### [AIM OF THE TASK]
For each line of the data that includes the word "duration", copy the line.

═══ DATA EXCERPTS ═══

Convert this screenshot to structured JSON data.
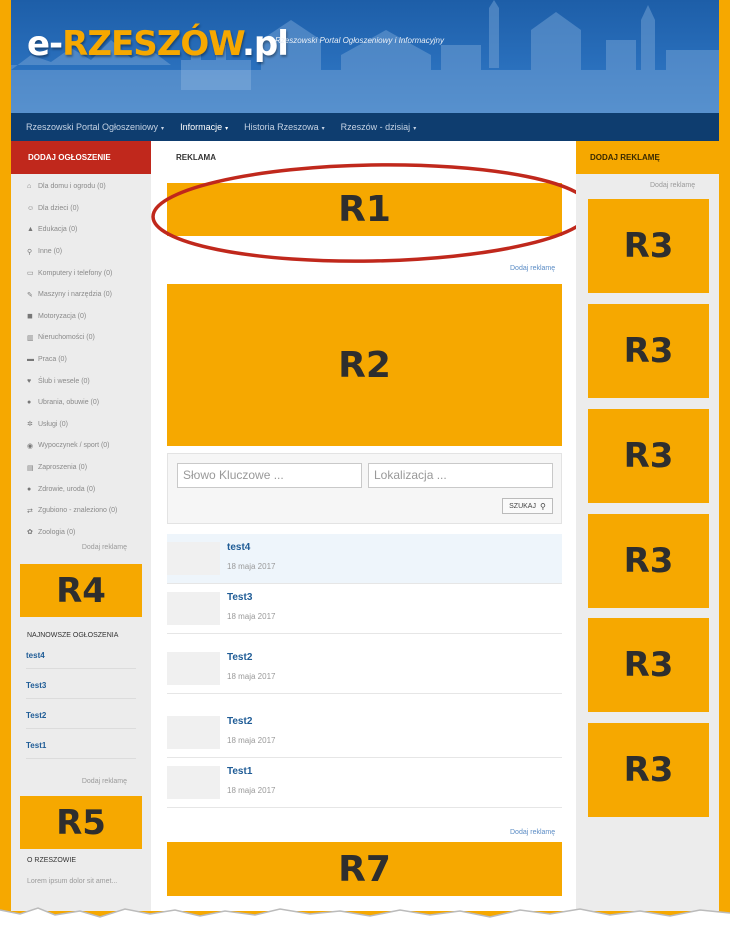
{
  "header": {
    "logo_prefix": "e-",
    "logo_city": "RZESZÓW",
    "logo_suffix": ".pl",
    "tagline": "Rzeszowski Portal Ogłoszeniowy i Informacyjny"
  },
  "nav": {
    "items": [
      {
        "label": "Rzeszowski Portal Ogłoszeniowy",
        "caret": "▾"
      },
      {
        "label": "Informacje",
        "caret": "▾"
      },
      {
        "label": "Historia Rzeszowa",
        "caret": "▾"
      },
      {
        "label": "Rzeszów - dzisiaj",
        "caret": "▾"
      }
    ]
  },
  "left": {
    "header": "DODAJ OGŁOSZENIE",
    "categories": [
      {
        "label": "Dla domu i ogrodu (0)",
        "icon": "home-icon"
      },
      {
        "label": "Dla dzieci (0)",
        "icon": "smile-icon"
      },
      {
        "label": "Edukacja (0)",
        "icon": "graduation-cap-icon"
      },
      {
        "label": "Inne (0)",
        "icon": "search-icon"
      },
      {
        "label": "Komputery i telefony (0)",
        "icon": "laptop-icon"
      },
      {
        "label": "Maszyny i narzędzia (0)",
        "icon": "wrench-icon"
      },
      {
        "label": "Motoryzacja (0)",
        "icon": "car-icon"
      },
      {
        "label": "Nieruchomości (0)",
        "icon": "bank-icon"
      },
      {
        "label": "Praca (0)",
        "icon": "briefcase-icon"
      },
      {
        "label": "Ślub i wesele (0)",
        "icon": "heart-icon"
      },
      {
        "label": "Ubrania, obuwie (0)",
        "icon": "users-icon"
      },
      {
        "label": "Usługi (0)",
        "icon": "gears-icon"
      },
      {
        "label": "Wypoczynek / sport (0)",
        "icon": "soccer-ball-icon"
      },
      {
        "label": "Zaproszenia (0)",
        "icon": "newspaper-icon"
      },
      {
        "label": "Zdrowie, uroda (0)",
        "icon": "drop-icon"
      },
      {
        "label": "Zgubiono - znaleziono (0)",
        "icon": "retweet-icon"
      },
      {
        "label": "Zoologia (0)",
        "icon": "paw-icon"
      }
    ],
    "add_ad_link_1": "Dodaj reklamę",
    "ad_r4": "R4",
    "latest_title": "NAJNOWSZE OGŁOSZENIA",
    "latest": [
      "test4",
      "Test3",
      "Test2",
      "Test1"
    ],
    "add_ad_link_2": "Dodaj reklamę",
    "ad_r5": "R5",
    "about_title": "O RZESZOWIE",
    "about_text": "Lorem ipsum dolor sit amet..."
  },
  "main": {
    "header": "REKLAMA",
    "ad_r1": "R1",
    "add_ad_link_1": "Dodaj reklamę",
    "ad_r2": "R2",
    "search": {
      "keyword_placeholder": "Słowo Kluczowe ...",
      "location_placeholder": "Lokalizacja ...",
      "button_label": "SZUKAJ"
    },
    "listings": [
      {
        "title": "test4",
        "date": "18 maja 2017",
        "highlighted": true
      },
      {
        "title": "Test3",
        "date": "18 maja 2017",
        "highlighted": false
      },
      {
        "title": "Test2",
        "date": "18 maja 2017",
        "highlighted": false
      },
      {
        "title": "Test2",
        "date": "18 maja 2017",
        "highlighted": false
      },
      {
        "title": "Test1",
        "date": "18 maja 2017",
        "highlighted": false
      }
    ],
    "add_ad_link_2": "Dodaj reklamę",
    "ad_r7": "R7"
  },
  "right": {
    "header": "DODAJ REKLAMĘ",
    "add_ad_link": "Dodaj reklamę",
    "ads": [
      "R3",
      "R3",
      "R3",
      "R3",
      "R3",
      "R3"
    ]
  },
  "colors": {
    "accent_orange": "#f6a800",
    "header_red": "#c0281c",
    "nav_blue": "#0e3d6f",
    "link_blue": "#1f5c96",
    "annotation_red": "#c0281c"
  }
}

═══
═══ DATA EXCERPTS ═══

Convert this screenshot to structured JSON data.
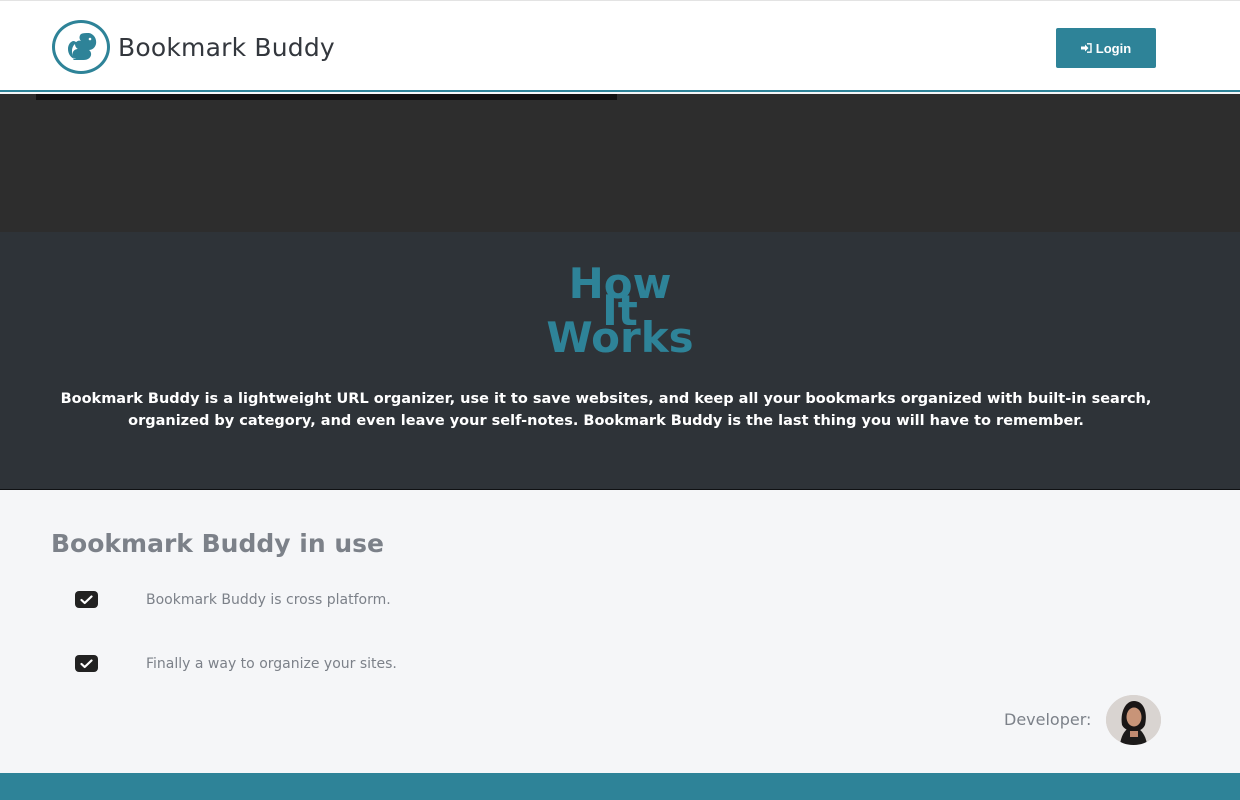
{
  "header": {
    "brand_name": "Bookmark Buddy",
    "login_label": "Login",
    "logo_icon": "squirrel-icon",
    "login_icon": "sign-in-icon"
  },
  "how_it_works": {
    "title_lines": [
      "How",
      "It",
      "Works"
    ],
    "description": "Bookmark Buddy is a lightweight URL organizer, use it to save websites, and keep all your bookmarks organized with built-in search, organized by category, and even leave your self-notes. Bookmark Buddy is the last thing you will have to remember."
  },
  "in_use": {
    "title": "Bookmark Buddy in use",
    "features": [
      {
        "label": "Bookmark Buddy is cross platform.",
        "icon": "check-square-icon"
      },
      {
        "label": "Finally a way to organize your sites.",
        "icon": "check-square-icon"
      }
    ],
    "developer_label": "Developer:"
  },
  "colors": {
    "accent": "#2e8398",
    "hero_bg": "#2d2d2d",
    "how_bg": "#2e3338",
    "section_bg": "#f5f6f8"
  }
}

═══
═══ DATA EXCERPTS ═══

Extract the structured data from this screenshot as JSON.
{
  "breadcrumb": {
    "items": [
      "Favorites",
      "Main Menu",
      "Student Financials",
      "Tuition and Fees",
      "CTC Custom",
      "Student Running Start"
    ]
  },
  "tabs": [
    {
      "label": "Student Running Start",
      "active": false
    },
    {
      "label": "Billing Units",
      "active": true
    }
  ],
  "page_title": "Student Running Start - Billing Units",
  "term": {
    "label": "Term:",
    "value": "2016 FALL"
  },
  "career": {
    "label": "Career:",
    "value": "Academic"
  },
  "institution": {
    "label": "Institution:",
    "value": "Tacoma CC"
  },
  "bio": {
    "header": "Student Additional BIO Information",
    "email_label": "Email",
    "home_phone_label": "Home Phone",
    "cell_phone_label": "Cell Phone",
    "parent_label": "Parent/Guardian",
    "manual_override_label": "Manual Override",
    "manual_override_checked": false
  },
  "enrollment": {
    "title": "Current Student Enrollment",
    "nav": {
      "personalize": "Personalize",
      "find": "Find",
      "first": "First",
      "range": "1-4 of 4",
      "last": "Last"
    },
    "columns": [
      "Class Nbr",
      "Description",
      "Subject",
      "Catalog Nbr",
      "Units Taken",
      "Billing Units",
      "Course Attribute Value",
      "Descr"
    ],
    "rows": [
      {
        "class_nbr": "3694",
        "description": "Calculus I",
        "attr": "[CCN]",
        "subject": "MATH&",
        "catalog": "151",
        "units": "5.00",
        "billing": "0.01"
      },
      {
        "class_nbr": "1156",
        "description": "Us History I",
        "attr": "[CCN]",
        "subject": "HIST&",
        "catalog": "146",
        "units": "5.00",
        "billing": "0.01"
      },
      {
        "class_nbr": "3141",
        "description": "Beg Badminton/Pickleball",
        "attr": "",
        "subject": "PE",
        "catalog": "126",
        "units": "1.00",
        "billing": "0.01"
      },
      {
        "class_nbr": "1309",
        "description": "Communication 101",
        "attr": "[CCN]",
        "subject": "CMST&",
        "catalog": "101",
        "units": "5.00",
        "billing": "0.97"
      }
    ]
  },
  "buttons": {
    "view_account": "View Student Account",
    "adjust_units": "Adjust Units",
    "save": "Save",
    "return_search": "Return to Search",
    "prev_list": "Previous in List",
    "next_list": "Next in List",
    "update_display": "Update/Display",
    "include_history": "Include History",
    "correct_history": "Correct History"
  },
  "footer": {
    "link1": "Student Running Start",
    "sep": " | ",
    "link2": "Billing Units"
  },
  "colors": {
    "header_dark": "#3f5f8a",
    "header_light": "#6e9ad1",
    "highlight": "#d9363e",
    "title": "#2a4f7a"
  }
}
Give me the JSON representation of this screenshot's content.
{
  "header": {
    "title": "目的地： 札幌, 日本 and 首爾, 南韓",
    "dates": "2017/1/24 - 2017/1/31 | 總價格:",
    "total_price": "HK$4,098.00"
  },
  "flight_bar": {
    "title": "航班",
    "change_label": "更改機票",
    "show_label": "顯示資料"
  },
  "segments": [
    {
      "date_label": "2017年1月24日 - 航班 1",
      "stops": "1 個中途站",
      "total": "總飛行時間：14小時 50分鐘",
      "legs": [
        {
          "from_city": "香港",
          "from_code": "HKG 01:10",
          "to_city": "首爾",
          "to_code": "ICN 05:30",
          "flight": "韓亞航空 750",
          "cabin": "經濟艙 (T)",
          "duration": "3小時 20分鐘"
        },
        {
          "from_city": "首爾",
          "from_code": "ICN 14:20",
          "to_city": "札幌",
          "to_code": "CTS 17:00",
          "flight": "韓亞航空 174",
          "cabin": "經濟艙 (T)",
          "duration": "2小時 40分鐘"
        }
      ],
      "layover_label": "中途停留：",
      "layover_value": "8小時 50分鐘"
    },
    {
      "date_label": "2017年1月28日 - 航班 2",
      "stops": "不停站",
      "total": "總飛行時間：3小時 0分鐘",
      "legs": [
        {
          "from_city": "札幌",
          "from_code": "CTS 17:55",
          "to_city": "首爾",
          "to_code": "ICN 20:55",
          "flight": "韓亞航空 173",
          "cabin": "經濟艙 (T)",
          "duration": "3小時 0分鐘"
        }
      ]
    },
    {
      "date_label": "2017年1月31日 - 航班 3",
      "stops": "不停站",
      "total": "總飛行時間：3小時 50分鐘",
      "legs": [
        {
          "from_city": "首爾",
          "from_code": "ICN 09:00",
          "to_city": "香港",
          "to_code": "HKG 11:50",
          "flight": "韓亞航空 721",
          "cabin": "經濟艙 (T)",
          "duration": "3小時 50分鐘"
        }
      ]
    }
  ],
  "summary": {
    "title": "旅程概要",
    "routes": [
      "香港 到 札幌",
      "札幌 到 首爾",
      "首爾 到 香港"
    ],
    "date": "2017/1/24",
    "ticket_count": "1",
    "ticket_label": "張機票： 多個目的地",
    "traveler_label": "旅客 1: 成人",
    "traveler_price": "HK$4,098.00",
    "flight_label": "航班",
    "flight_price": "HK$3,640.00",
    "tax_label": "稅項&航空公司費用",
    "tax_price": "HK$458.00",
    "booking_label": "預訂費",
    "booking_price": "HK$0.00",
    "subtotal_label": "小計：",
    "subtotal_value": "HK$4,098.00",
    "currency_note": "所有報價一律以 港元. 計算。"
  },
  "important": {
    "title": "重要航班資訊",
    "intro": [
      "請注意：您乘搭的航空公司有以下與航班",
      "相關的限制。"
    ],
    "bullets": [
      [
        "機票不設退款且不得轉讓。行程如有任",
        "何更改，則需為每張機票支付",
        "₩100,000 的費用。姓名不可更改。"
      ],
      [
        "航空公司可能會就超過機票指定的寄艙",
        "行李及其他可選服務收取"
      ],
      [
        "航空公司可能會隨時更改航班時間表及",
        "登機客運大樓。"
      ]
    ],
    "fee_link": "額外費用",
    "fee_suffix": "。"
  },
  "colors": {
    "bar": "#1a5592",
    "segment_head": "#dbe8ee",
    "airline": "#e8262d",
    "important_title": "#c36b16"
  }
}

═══

### [OUTPUT OF THE EXERCISE]
          "duration": "3小時 20分鐘"
          "duration": "2小時 40分鐘"
          "duration": "3小時 0分鐘"
          "duration": "3小時 50分鐘"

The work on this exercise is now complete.